Class Test - Analysis and Storage Ethics 25
Data Collection and Analysis Proposal 50

Teaching and Learning Strategy


Traditional lecture (1 hr x 12 weeks)


Tutorial for assistance with assessments (2 hrs x 12 weeks)

Private study

Private study, including completing assessments.


Transferable skills

  • Literacy - Proficiency in reading and writing through a variety of media
  • Numeracy - Proficiency in using numbers at appropriate levels of accuracy
  • Computer Literacy - Proficiency in using a varied range of computer software
  • Self-Management - Able to work unsupervised in an efficient, punctual and structured manner. To examine the outcomes of tasks and events, and judge levels of quality and importance
  • Exploring - Able to investigate, research and consider alternatives
  • Information retrieval - Able to access different and multiple sources of information
  • Critical analysis & Problem Solving - Able to deconstruct and analyse problems or complex situations. To find solutions to problems through analyses and exploration of all possibilities using appropriate methods, rescources and creativity.
  • Presentation - Able to clearly present information and explanations to an audience. Through the written or oral mode of communication accurately and concisely.
  • Argument - Able to put forward, debate and justify an opinion or a course of action, with an individual or in a wider group setting

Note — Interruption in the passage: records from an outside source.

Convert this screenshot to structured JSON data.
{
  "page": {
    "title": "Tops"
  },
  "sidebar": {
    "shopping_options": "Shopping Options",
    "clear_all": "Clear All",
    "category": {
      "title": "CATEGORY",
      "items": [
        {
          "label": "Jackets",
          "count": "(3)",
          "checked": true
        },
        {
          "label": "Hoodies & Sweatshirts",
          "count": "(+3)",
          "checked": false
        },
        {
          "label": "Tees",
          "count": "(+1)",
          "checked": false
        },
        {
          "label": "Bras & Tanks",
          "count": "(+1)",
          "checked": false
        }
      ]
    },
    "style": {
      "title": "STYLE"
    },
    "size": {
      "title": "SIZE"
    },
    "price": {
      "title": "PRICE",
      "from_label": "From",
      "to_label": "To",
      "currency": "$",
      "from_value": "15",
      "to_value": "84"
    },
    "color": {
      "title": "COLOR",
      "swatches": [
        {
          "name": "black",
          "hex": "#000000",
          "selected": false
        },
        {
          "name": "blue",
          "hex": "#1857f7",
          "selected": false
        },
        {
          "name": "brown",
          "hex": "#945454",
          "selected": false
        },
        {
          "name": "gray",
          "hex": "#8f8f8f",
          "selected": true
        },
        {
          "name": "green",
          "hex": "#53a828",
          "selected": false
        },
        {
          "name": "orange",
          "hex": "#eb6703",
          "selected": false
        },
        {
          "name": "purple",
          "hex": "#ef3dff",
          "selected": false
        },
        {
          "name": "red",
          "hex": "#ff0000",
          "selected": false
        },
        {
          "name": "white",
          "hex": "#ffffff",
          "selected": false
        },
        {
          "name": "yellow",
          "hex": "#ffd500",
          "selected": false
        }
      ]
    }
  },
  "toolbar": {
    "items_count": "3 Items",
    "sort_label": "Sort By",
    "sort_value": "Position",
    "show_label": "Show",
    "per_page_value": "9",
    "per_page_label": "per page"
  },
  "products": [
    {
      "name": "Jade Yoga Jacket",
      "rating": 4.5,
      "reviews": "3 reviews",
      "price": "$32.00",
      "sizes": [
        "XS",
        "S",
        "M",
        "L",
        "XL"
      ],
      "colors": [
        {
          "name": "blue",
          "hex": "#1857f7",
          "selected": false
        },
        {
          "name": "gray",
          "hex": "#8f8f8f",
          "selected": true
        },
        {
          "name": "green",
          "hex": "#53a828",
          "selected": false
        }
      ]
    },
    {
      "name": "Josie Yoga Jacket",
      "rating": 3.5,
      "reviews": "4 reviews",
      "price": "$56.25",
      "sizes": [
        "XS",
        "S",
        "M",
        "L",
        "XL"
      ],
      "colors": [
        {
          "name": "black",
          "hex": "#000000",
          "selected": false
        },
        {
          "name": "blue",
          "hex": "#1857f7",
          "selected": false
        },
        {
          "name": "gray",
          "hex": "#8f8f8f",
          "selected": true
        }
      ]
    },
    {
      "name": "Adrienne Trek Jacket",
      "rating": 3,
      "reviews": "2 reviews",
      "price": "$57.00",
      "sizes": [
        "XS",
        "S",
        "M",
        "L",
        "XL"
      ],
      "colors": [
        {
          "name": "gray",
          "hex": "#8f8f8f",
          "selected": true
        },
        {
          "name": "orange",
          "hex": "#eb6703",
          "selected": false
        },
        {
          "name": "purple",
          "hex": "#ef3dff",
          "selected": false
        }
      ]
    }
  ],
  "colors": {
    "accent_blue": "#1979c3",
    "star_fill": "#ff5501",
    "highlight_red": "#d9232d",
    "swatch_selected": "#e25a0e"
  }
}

Subject specific skills

  • Solve problems logically and systematically;
  • Appreciate the importance of designing products with due regard to good laboratory practice, health and safety considerations and ethical issues.
  • Use both verbal and written communication skills to different target audiences;
  • Demonstrate familiarity with relevant subject specific and general computer software packages.
  • Knowledge and understanding of facts, concepts, principles & theories
  • Use of such knowledge in modelling and design
  • Problem solving strategies
  • Deploy theory in design, implementation and evaluation of systems
  • Recognise legal, social, ethical & professional issues
  • Knowledge and understanding of commercial and economic issues
  • Evaluate systems in terms of quality and trade-offs
  • Development of general transferable skills
  • Methods, techniques and tools for information modelling, management and security
  • Specify, deploy, verify and maintain information systems
  • Knowledge and/or understanding of appropriate scientific and engineering principles
  • Knowledge and understanding of mathematical principles
  • Knowledge and understanding of computational modelling
  • Principles of appropriate supporting engineering and scientific disciplines

Courses including this module